Chamomile will thrive in any weather, except when the summer temperatures are higher than 100 F (38 C).
Chamomile doesn’t need too frequent watering once established. You will help your plant if you leave the ground to dry out between two watering.
Use overhead sprinklers to water that flower regularly during the extremely hot period in summer. On average, it requires approximately 1 inch (2.5 cm) of water a week throughout the growing season.
On the other hand, you should water young Chamomile daily until the first flowers appear. Take care to keep the soil moist, but never soggy.
Avoid adding fertilizer around your Chamomile because this plant doesn’t need excessive feeding. In fact, in some regions, it is considered an invasive weed.
Covering Chamomile with organic mulch, evergreen boughs, shredded leaves, or aged bark in winter is an excellent way to protect it from low temperatures and severe winds.
At the same time, you will help in retaining moisture in the ground and prevent the growth of weeds in spring. However, keep mulch far away from stems to prevent their rot.
I can’t emphasize enough the importance of weeding when you decide to grow Chamomile, especially if you plan to use it for making tea. It is crucial to prevent weeds from stealing the necessary nutrients and water from your flowers.
Chamomile Pests and Diseases
Unfortunately, Chamomile attracts pests like any other flower. However, appropriate watering can reduce the likelihood of disease.
Chamomile won’t flourish
The most probable reason why your plant won’t bloom is the absence of enough sunlight. Too much shade during the day will affect negatively to Chamomile.
The second reason is excessive feeding, especially applying fertilizer with a high amount of nitrogen. The best thing you can do to this plant is low caring throughout the season of growing and blooming.
It is the most common problem with seedlings. They start growing and look healthy in the beginning. Suddenly, they may wilt and eventually die without apparent reason.
In fact, the cause is a fungus appearing when the level of moisture is high while the temperatures of the soil are above 68 F (20 C).
Prevent this condition by avoiding abundant feeding, especially with a fertilizer high in nitrogen. Also, avoid overwatering and overcrowding. Your seedlings will thrive when you provide proper air circulation and modest moisture.
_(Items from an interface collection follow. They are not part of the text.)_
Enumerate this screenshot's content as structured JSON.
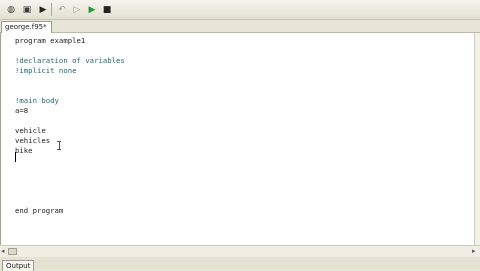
{
  "toolbar": {
    "buttons": [
      {
        "icon": "compile-icon",
        "glyph": "◍",
        "color": "#3a3a3a"
      },
      {
        "icon": "build-icon",
        "glyph": "▣",
        "color": "#3a3a3a"
      },
      {
        "icon": "run-icon",
        "glyph": "▶",
        "color": "#222222"
      },
      {
        "icon": "undo-icon",
        "glyph": "↶",
        "color": "#9a9a9a"
      },
      {
        "icon": "step-icon",
        "glyph": "▷",
        "color": "#9a9a9a"
      },
      {
        "icon": "debug-run-icon",
        "glyph": "▶",
        "color": "#1f9e2f"
      },
      {
        "icon": "stop-icon",
        "glyph": "■",
        "color": "#222222"
      }
    ]
  },
  "tab": {
    "label": "george.f95*"
  },
  "editor": {
    "lines": [
      {
        "text": "program example1",
        "type": "code"
      },
      {
        "text": "",
        "type": "code"
      },
      {
        "text": "!declaration of variables",
        "type": "comment"
      },
      {
        "text": "!implicit none",
        "type": "comment"
      },
      {
        "text": "",
        "type": "code"
      },
      {
        "text": "",
        "type": "code"
      },
      {
        "text": "!main body",
        "type": "comment"
      },
      {
        "text": "a=8",
        "type": "code"
      },
      {
        "text": "",
        "type": "code"
      },
      {
        "text": "vehicle",
        "type": "code"
      },
      {
        "text": "vehicles",
        "type": "code"
      },
      {
        "text": "bike",
        "type": "code"
      },
      {
        "text": "",
        "type": "code"
      },
      {
        "text": "",
        "type": "code"
      },
      {
        "text": "",
        "type": "code"
      },
      {
        "text": "",
        "type": "code"
      },
      {
        "text": "",
        "type": "code"
      },
      {
        "text": "end program",
        "type": "code"
      }
    ]
  },
  "output_panel": {
    "label": "Output"
  },
  "colors": {
    "comment": "#1f6e6e",
    "code": "#1e1e1e",
    "run_green": "#1f9e2f"
  }
}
Once fungi appear, they will cause rotting of stems and older leaves of your flower. At the very beginning, you will notice water-soaked spots on the stems as well as brownish marks and fuzzy gray fungi full of spores on the foliage.
Remove infected flowers and burn them to avoid spreading the disease. Provide better air circulation for your plants and use pea gravel for mulching to decrease humidity.
Root and crown rot
A lot of diseases may cause rotting the roots and stems of your Chamomile. You will see the occurrence of yellow leaves, drying of leaf tips, and brown stems. Prevent this condition by proper drainage and cure your plants with adequate fungicide.
These sucking insects feed on the undersides of the foliage and leave sticky residues, which attracts ant. Get rid of these bugs by introducing their natural predators such as lady beetles and wasps into the garden.
As soon as you notice them, you should use a spray bottle and wash them off the foliage with insecticidal soap.
These insects form cottony-like masses on plants’ stems and leaves. Since they feed on the juices from the foliage, you will get weak growth of your flowers. Solve the problem by washing infected parts of plants. If it doesn’t work, use an appropriate pesticide.